Regarding the pigeon loft, Ben says: “An ideal pigeon loft does not need to look like a palace. It should simply be constructed to provide effective ventilation and a minimum fluctuation between night- and day-time temperatures.” There should also be enough space for each pigeon to allow for comfortable movement in the loft and a stress-free night’s sleep.

Tips for beginners
Fanciers entering the sport should seek out a champion in their area who’s willing to take time out to teach them the basics of competitive pigeon racing, says Ben. “All in all, success comes with experience and on-the-job training. Look at the results sheet and pick the best-performing pigeon, taking into account the consistency of its foundation stock.

“Testing a couple of youngsters from your best matings in one-day pigeon racing lofts can save you a lot of time and energy,” continues Ben. “Don’t embark on hasty cullings,” he adds, “but give your pigeons a fair chance – some pigeons perform better as two-year-olds.”
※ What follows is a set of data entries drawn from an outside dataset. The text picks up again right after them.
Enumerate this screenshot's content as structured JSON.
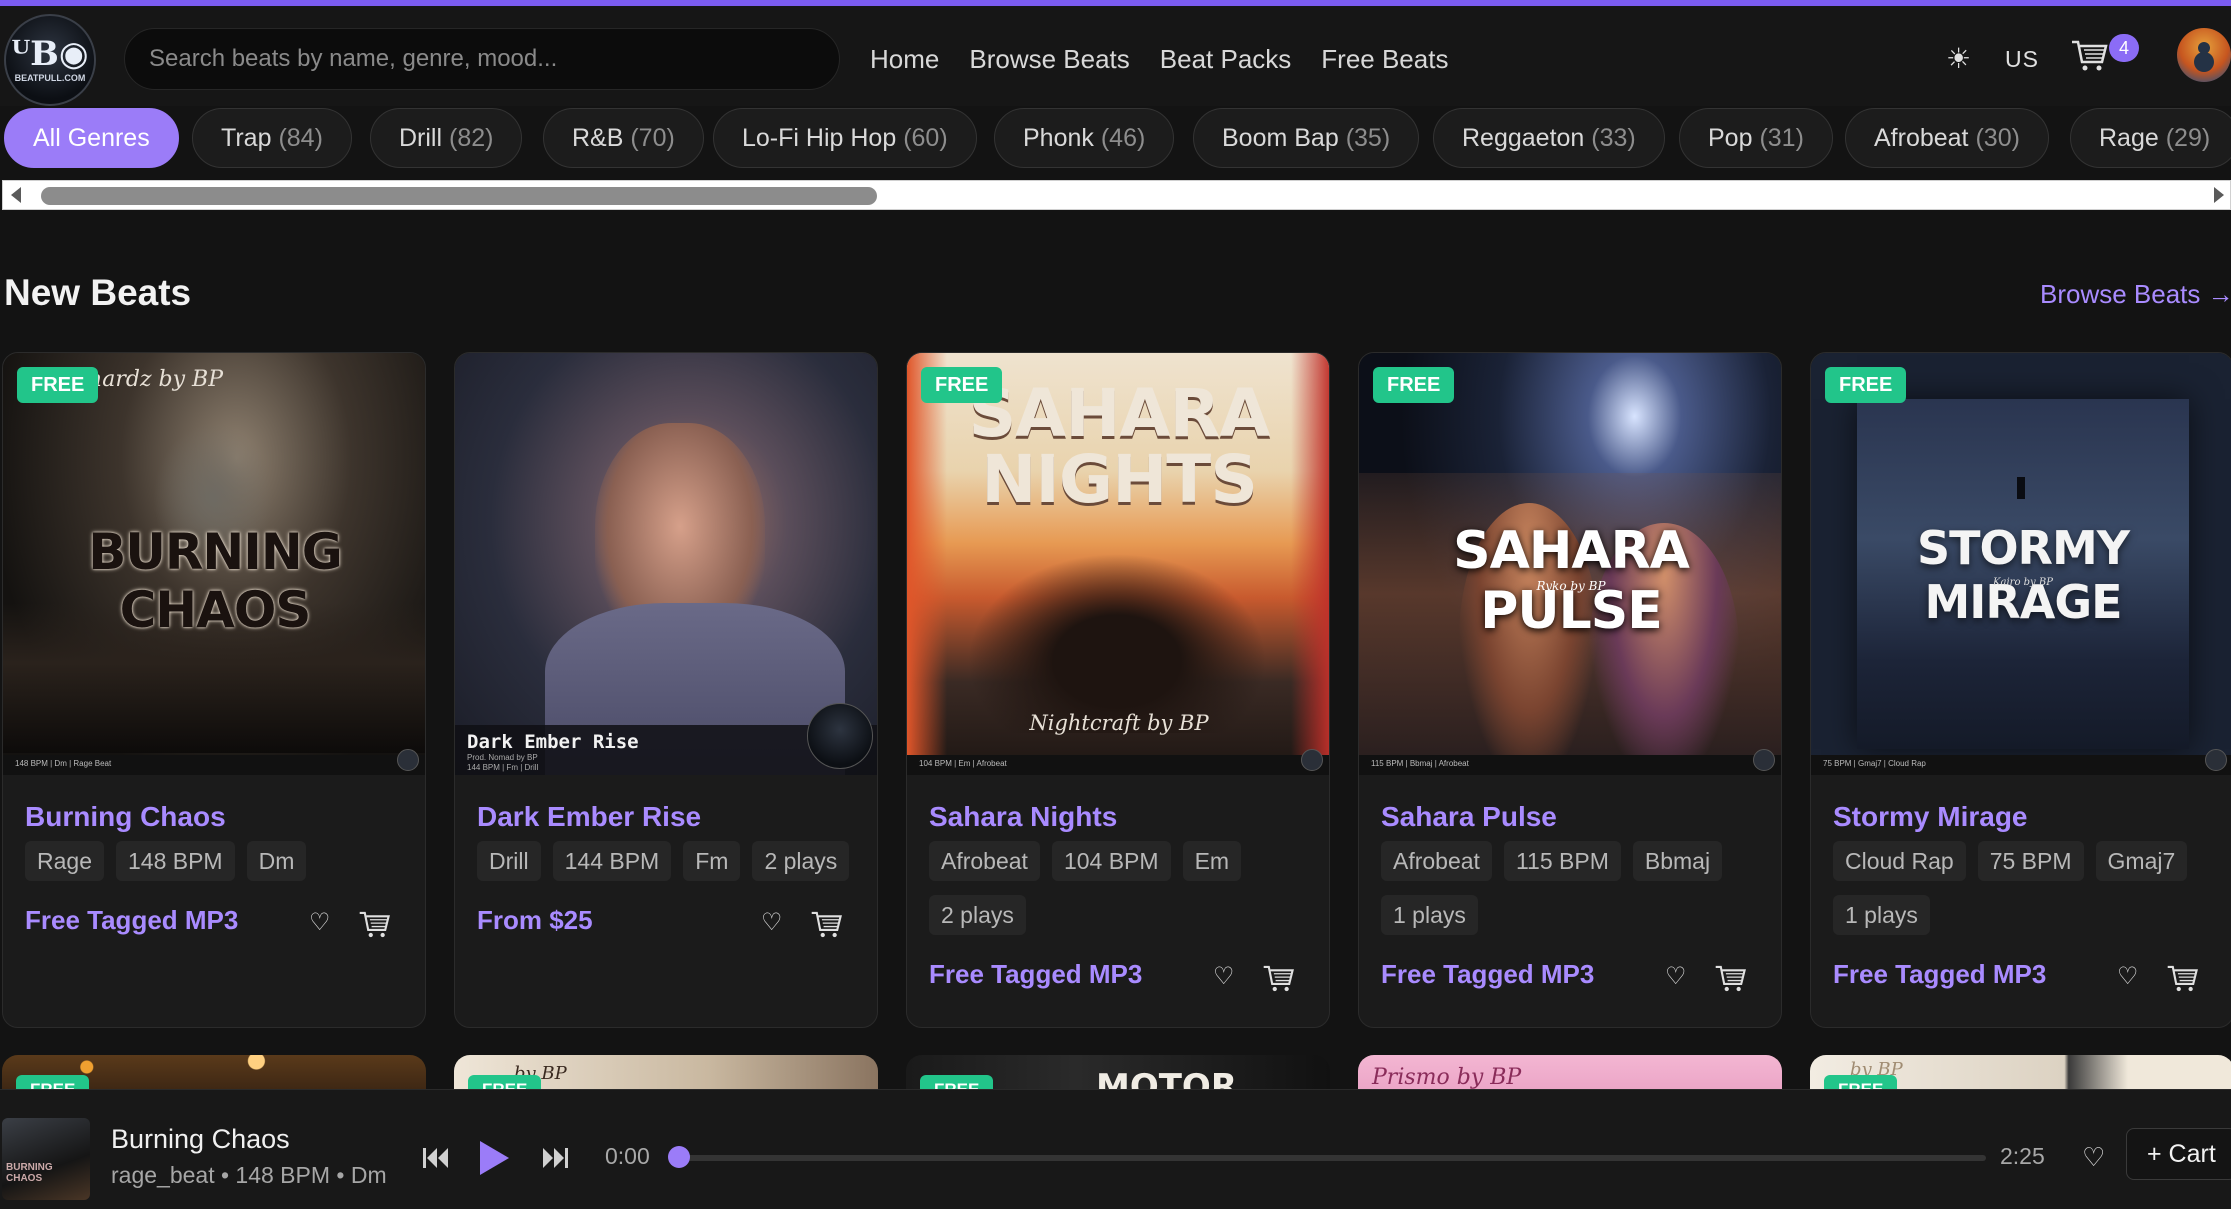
{
  "header": {
    "logo_text": "BEATPULL.COM",
    "search_placeholder": "Search beats by name, genre, mood...",
    "nav": [
      "Home",
      "Browse Beats",
      "Beat Packs",
      "Free Beats"
    ],
    "region": "US",
    "cart_count": "4",
    "accent_color": "#7b5cf0"
  },
  "genres": [
    {
      "name": "All Genres",
      "count": ""
    },
    {
      "name": "Trap",
      "count": "(84)"
    },
    {
      "name": "Drill",
      "count": "(82)"
    },
    {
      "name": "R&B",
      "count": "(70)"
    },
    {
      "name": "Lo-Fi Hip Hop",
      "count": "(60)"
    },
    {
      "name": "Phonk",
      "count": "(46)"
    },
    {
      "name": "Boom Bap",
      "count": "(35)"
    },
    {
      "name": "Reggaeton",
      "count": "(33)"
    },
    {
      "name": "Pop",
      "count": "(31)"
    },
    {
      "name": "Afrobeat",
      "count": "(30)"
    },
    {
      "name": "Rage",
      "count": "(29)"
    }
  ],
  "section": {
    "title": "New Beats",
    "link": "Browse Beats →"
  },
  "cards": [
    {
      "badge": "FREE",
      "art_title": "BURNING CHAOS",
      "art_sub": "Shardz by BP",
      "art_strip": "148 BPM | Dm | Rage Beat",
      "title": "Burning Chaos",
      "tags": [
        "Rage",
        "148 BPM",
        "Dm"
      ],
      "price": "Free Tagged MP3"
    },
    {
      "badge": "",
      "art_title": "Dark Ember Rise",
      "art_sub": "Prod. Nomad by BP",
      "art_strip": "144 BPM | Fm | Drill",
      "title": "Dark Ember Rise",
      "tags": [
        "Drill",
        "144 BPM",
        "Fm",
        "2 plays"
      ],
      "price": "From $25"
    },
    {
      "badge": "FREE",
      "art_title": "SAHARA NIGHTS",
      "art_sub": "Nightcraft by BP",
      "art_strip": "104 BPM | Em | Afrobeat",
      "title": "Sahara Nights",
      "tags": [
        "Afrobeat",
        "104 BPM",
        "Em",
        "2 plays"
      ],
      "price": "Free Tagged MP3"
    },
    {
      "badge": "FREE",
      "art_title": "SAHARA PULSE",
      "art_sub": "Ryko by BP",
      "art_strip": "115 BPM | Bbmaj | Afrobeat",
      "title": "Sahara Pulse",
      "tags": [
        "Afrobeat",
        "115 BPM",
        "Bbmaj",
        "1 plays"
      ],
      "price": "Free Tagged MP3"
    },
    {
      "badge": "FREE",
      "art_title": "STORMY MIRAGE",
      "art_sub": "Kairo by BP",
      "art_strip": "75 BPM | Gmaj7 | Cloud Rap",
      "title": "Stormy Mirage",
      "tags": [
        "Cloud Rap",
        "75 BPM",
        "Gmaj7",
        "1 plays"
      ],
      "price": "Free Tagged MP3"
    }
  ],
  "peek_cards": [
    {
      "badge": "FREE",
      "label": ""
    },
    {
      "badge": "FREE",
      "label": "by BP"
    },
    {
      "badge": "FREE",
      "label": "MOTOR CITY"
    },
    {
      "badge": "",
      "label": "Prismo by BP"
    },
    {
      "badge": "FREE",
      "label": "by BP"
    }
  ],
  "player": {
    "title": "Burning Chaos",
    "meta": "rage_beat • 148 BPM • Dm",
    "current_time": "0:00",
    "duration": "2:25",
    "progress": 0,
    "cart_label": "+ Cart"
  }
}
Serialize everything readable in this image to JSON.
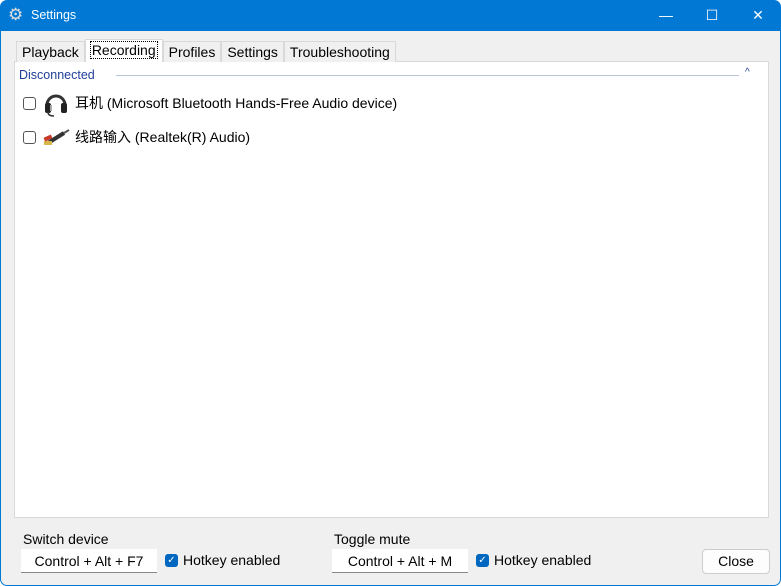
{
  "window": {
    "title": "Settings",
    "minimize": "—",
    "maximize": "☐",
    "close": "✕"
  },
  "tabs": [
    "Playback",
    "Recording",
    "Profiles",
    "Settings",
    "Troubleshooting"
  ],
  "group": {
    "label": "Disconnected",
    "collapse": "^"
  },
  "devices": [
    {
      "label": "耳机 (Microsoft Bluetooth Hands-Free Audio device)",
      "checked": false,
      "icon": "headset-icon"
    },
    {
      "label": "线路输入 (Realtek(R) Audio)",
      "checked": false,
      "icon": "line-in-cable-icon"
    }
  ],
  "switch_device": {
    "label": "Switch device",
    "hotkey": "Control + Alt + F7",
    "enabled_label": "Hotkey enabled",
    "enabled": true
  },
  "toggle_mute": {
    "label": "Toggle mute",
    "hotkey": "Control + Alt + M",
    "enabled_label": "Hotkey enabled",
    "enabled": true
  },
  "close_label": "Close",
  "colors": {
    "accent": "#0078d4",
    "group": "#1f3f9a"
  }
}
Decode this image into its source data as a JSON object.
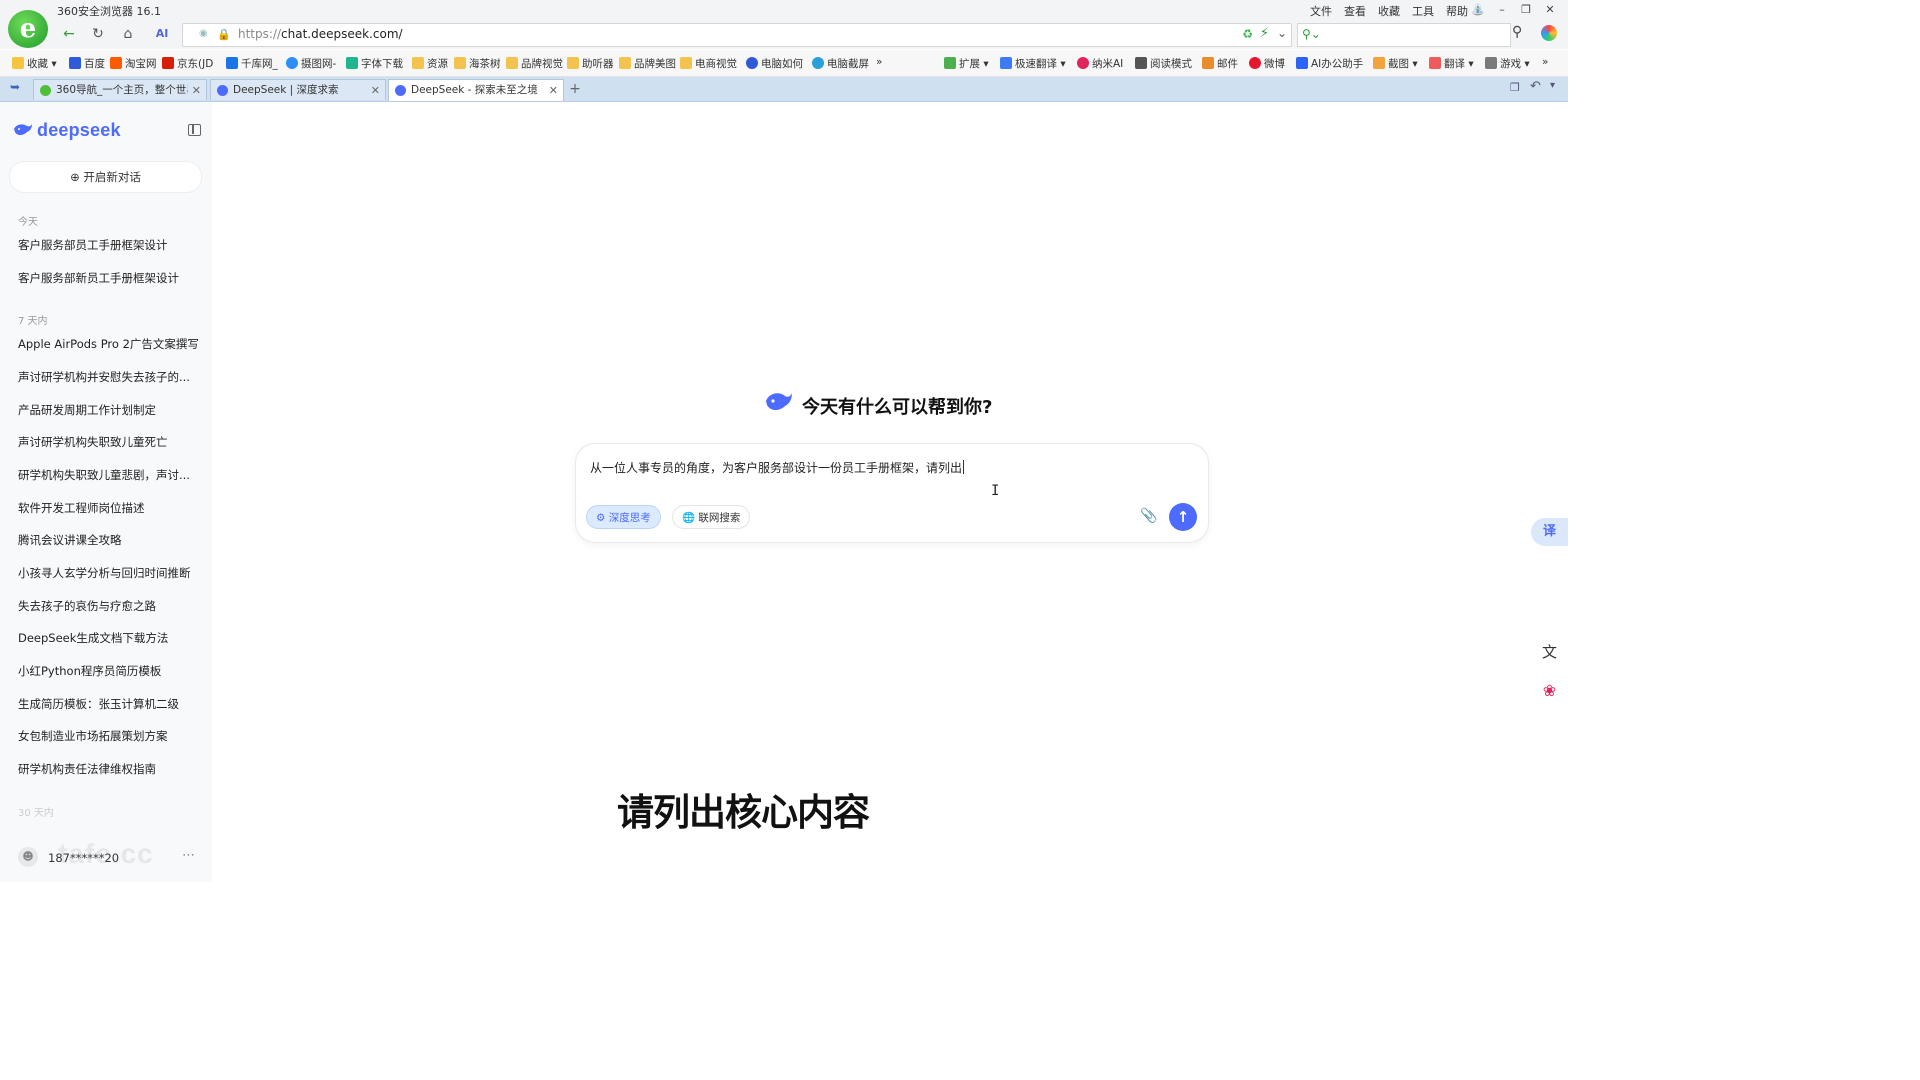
{
  "browser": {
    "title": "360安全浏览器 16.1",
    "menu": [
      "文件",
      "查看",
      "收藏",
      "工具",
      "帮助"
    ],
    "url_protocol": "https://",
    "url_host": "chat.deepseek.com/",
    "bookmarks": [
      "收藏",
      "百度",
      "淘宝网",
      "京东(JD",
      "千库网_",
      "摄图网-",
      "字体下载",
      "资源",
      "海茶树",
      "品牌视觉",
      "助听器",
      "品牌美图",
      "电商视觉",
      "电脑如何",
      "电脑截屏"
    ],
    "toolbar_right": [
      "扩展",
      "极速翻译",
      "纳米AI",
      "阅读模式",
      "邮件",
      "微博",
      "AI办公助手",
      "截图",
      "翻译",
      "游戏"
    ],
    "tabs": [
      {
        "label": "360导航_一个主页，整个世界"
      },
      {
        "label": "DeepSeek | 深度求索"
      },
      {
        "label": "DeepSeek - 探索未至之境"
      }
    ]
  },
  "sidebar": {
    "brand": "deepseek",
    "new_chat": "开启新对话",
    "groups": [
      {
        "label": "今天",
        "items": [
          "客户服务部员工手册框架设计",
          "客户服务部新员工手册框架设计"
        ]
      },
      {
        "label": "7 天内",
        "items": [
          "Apple AirPods Pro 2广告文案撰写",
          "声讨研学机构并安慰失去孩子的...",
          "产品研发周期工作计划制定",
          "声讨研学机构失职致儿童死亡",
          "研学机构失职致儿童悲剧，声讨...",
          "软件开发工程师岗位描述",
          "腾讯会议讲课全攻略",
          "小孩寻人玄学分析与回归时间推断",
          "失去孩子的哀伤与疗愈之路",
          "DeepSeek生成文档下载方法",
          "小红Python程序员简历模板",
          "生成简历模板：张玉计算机二级",
          "女包制造业市场拓展策划方案",
          "研学机构责任法律维权指南"
        ]
      },
      {
        "label": "30 天内",
        "items": []
      }
    ],
    "user": "187******20",
    "watermark": "tafe.cc"
  },
  "main": {
    "greeting": "今天有什么可以帮到你?",
    "input_text": "从一位人事专员的角度，为客户服务部设计一份员工手册框架，请列出",
    "deep_think": "深度思考",
    "web_search": "联网搜索",
    "subtitle": "请列出核心内容",
    "translate_label": "译"
  },
  "colors": {
    "accent": "#4d6bfe",
    "sidebar_bg": "#f8f9fb",
    "tabbar_bg": "#cfe0f1"
  }
}
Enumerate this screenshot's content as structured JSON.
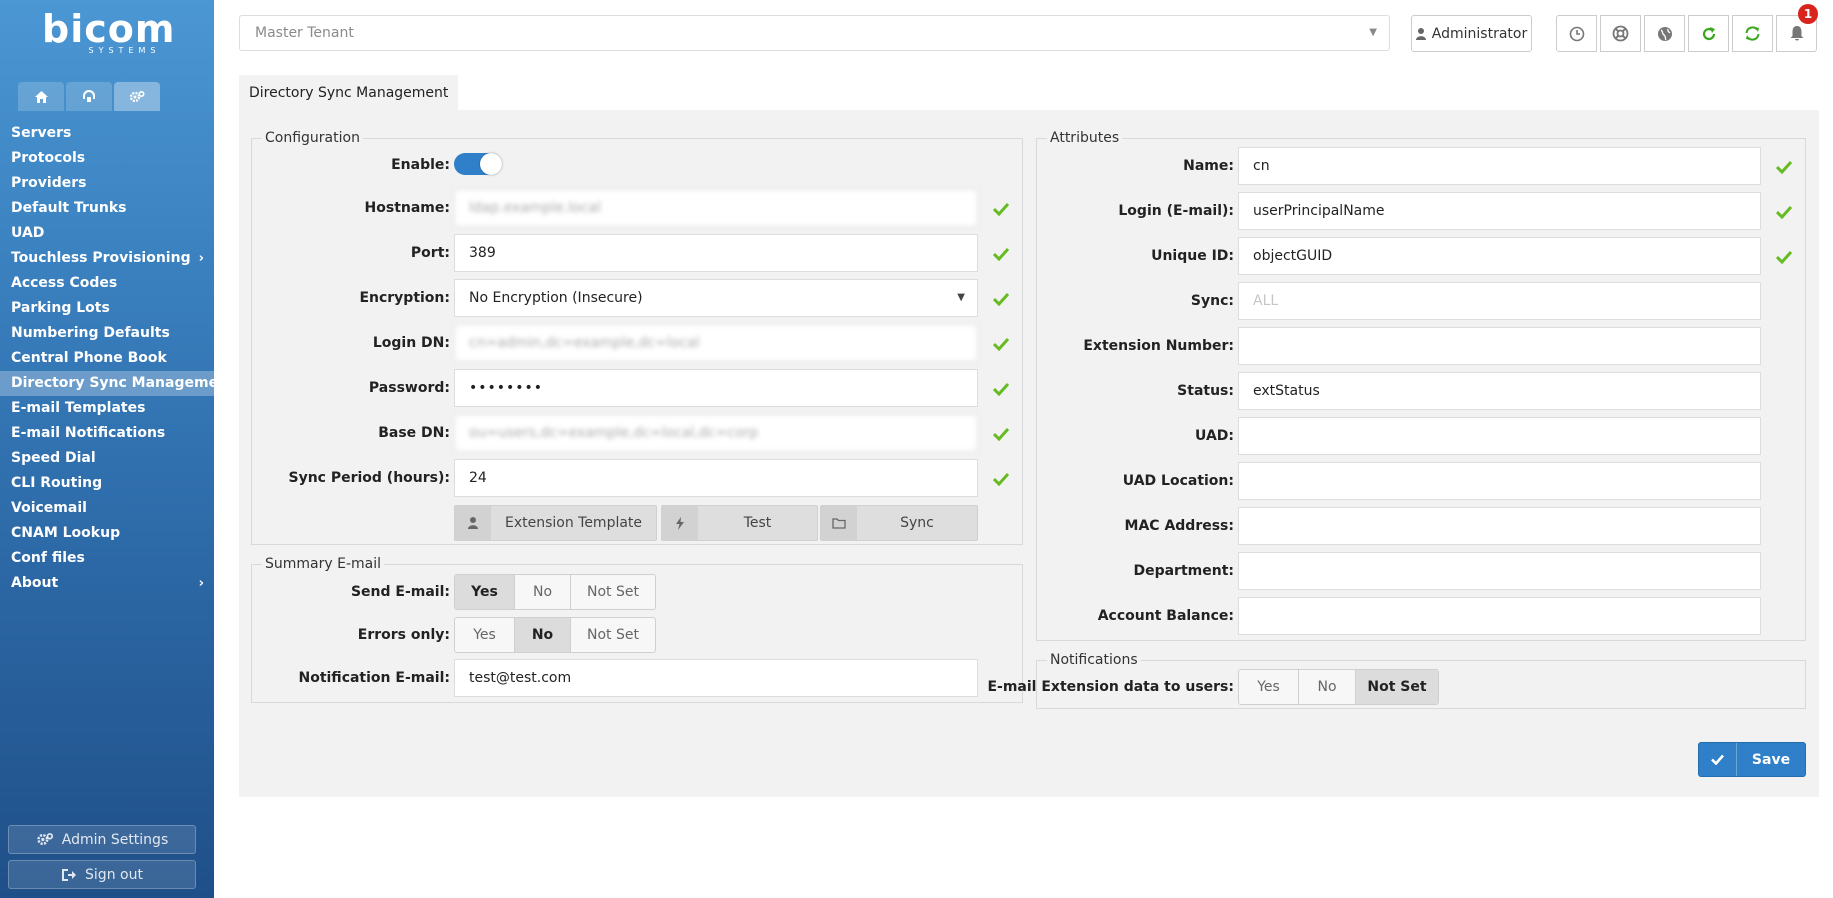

Contact Thomas Smit on 011 680 4778 or at [email protected]. Please state ‘Pigeons’ in the subject line of your email.